So the government can support the market by providing these public goods. Unprofitable activities are important for society's development, but unfortunately these are never emphasized. For example, in 2008, many companies innovated in the types of mortgage-backed securities and other related derivative securities that were profitable, but in the end the risks were so high that the entire financial system came close to collapse, as people experienced during the financial crisis in August 2007. But it doesn't mean that we should afraid of experiments; only through experiments we can find what is beneficial to society.
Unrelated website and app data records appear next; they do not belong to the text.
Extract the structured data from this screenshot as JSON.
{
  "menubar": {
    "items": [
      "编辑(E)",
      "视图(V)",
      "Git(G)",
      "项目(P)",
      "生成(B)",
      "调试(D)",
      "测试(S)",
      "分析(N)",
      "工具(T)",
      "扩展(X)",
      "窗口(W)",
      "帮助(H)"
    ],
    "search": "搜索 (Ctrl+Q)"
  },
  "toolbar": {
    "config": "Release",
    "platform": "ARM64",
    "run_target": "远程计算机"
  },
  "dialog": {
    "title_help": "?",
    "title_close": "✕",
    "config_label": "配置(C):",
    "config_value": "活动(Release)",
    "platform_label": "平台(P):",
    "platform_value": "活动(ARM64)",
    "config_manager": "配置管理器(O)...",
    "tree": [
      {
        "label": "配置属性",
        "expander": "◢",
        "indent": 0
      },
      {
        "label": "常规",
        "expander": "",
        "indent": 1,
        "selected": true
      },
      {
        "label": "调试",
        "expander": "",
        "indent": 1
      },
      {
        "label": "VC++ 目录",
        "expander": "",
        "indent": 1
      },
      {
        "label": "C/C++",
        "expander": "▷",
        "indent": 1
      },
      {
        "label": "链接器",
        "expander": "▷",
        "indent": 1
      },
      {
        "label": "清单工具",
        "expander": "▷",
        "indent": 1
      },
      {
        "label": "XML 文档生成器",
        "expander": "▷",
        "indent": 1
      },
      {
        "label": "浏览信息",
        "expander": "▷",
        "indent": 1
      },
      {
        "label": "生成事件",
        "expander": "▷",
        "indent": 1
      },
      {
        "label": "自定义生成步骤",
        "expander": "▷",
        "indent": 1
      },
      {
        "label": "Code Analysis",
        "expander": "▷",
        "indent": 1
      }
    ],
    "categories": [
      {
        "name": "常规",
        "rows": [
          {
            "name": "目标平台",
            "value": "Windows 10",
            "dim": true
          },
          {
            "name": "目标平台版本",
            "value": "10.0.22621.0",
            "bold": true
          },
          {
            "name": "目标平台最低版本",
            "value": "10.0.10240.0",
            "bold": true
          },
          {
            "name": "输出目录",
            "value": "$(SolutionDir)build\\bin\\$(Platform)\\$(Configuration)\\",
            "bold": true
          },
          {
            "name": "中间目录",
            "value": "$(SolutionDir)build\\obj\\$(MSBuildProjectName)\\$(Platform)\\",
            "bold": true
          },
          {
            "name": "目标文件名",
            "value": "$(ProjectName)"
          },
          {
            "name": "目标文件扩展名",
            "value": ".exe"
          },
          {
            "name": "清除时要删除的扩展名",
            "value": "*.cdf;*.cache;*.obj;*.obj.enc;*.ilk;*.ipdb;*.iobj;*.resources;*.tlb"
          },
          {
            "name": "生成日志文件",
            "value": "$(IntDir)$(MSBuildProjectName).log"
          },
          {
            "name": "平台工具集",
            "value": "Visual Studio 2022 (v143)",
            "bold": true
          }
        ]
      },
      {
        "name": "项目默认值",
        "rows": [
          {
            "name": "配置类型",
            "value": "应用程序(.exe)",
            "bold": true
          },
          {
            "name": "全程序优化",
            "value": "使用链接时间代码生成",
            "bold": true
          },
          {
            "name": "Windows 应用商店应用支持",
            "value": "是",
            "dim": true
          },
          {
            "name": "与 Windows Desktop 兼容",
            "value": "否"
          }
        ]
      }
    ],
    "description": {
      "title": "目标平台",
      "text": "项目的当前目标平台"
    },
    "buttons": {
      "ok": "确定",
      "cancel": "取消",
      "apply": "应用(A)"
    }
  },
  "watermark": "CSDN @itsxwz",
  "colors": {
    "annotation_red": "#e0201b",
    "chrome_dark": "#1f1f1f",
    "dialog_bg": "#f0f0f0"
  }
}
So Paul Romer's prediction is that the western governments will learn how to control the epidemic, and how to keep economic growth stable. Added Romer, "I think the governments in Asia and the West also understand that they should be more active in ensuring that the pursuit of private technology that doesn't lead to harmful results for society as a whole, so even if they continue to support higher levels of research and development in Science and Engineering Education, they must stop things that are harmful to our economic system, the environment, and even the ability of our political system to operate."
Now it may be that some countries will expand the power of governments to stop epidemics and control tech companies to ensure that their actions are socially beneficial. But there may be some problems of populism in some nations – Paul Romer hopes that the USA will take only necessary actions to expand its government's rules. Finally, Paul Romer highlighted the most important questions that the world has to solve in the nearest future: "What we have to focus on in the coming months is that our government is finally beginning to control the pandemic and start to ask the question they need to ask whether the science and technology sector really benefits society as a whole. If countries ask these questions and answer them, they will return to the track of growth and progress, just as we did after the Great Depression. However, there are likely to be some countries that have not answered these questions, which will become the focus of our attention in the coming months and years."
Hosted by EqualOcean, the World Innovators Meet (WIM) (click to watch the online event on December 9-11, 2020) is a global event for innovators. It provides limitless opportunities to learn from and connect with the most sought-after technology pioneers.
The World Innovation Awards (WIA) are announced at WIM to recognize game-changers across various industries and geographies. Selected by a committee of distinguished experts, entrepreneurs and investors, WIA are designed to acknowledge technology disruptors striving to make a positive impact on a global scale.